**Aim of the task:** What you return should be the lines of the data containing "title", each in full.

Data items

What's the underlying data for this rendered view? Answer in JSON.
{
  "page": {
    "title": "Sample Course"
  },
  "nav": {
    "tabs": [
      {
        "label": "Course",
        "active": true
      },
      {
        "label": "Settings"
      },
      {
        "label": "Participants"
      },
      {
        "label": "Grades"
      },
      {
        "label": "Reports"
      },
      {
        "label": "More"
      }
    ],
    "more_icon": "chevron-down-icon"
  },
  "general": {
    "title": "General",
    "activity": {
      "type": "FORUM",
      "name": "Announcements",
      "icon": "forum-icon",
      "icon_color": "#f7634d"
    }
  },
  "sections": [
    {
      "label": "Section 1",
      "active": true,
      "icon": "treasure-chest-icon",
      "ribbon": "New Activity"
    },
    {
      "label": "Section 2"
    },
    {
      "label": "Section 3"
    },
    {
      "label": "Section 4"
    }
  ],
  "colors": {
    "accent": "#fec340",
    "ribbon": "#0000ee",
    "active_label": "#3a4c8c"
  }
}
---
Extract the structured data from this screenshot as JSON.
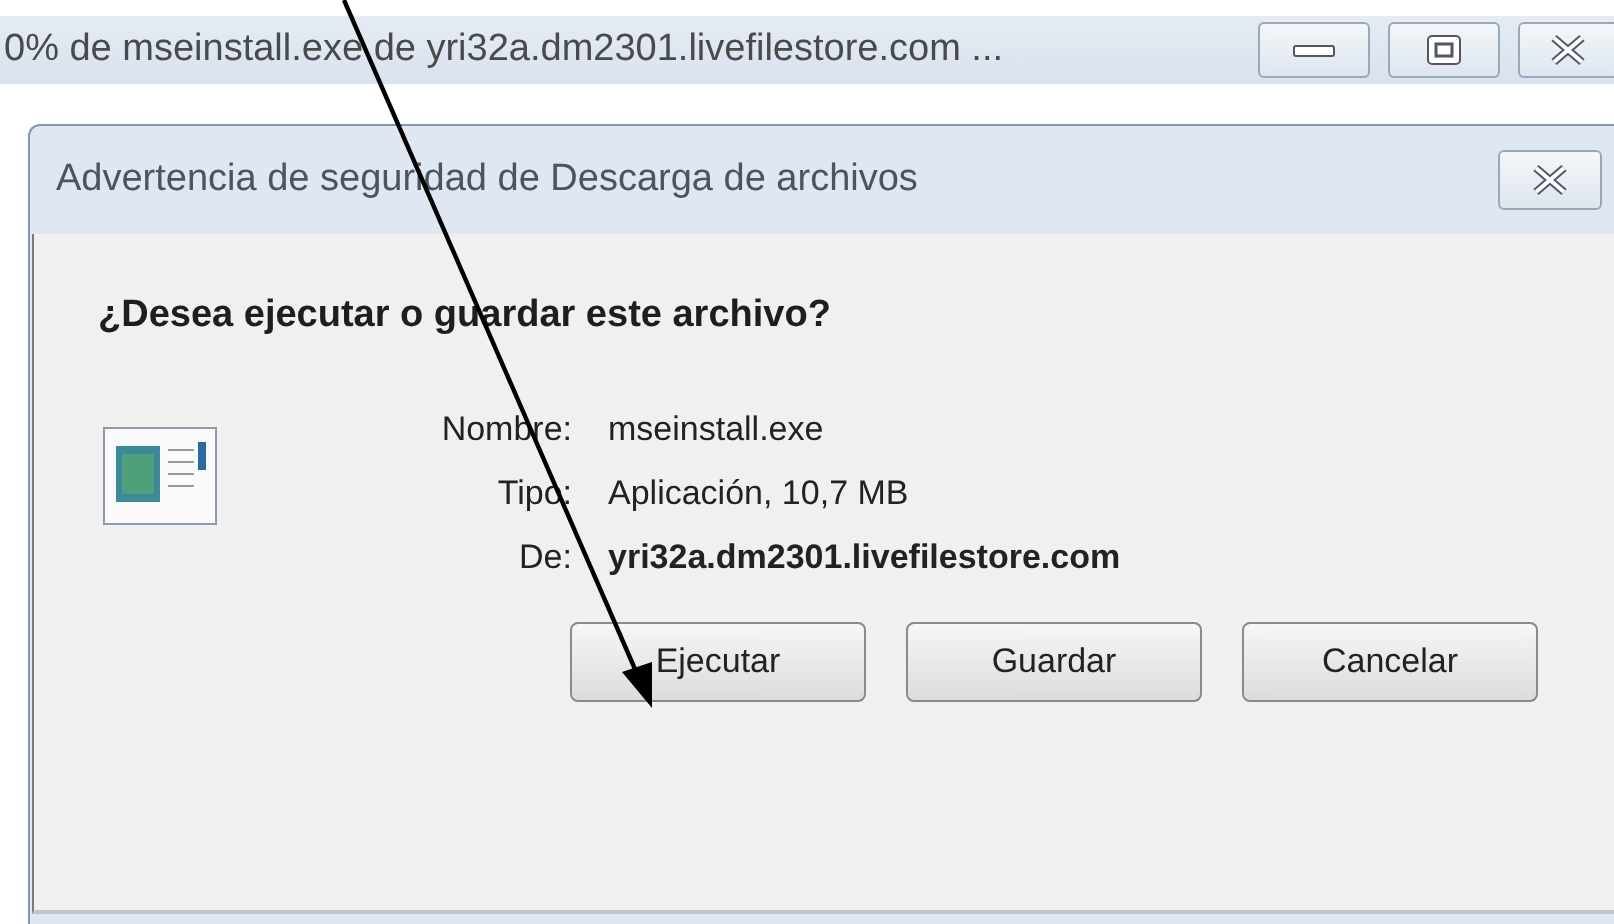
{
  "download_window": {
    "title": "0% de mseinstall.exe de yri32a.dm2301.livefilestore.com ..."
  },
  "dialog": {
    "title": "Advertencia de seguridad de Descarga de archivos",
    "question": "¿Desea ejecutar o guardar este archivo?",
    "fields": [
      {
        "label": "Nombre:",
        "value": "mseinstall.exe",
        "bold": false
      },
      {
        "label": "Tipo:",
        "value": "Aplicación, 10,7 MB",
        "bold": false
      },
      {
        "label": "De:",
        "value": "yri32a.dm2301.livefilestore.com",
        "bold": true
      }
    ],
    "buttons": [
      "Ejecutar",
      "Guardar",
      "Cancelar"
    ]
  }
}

**Worked solution:**
    "title": "Sample Course"
    "title": "General",
    "title": "0% de mseinstall.exe de yri32a.dm2301.livefilestore.com ..."
    "title": "Advertencia de seguridad de Descarga de archivos",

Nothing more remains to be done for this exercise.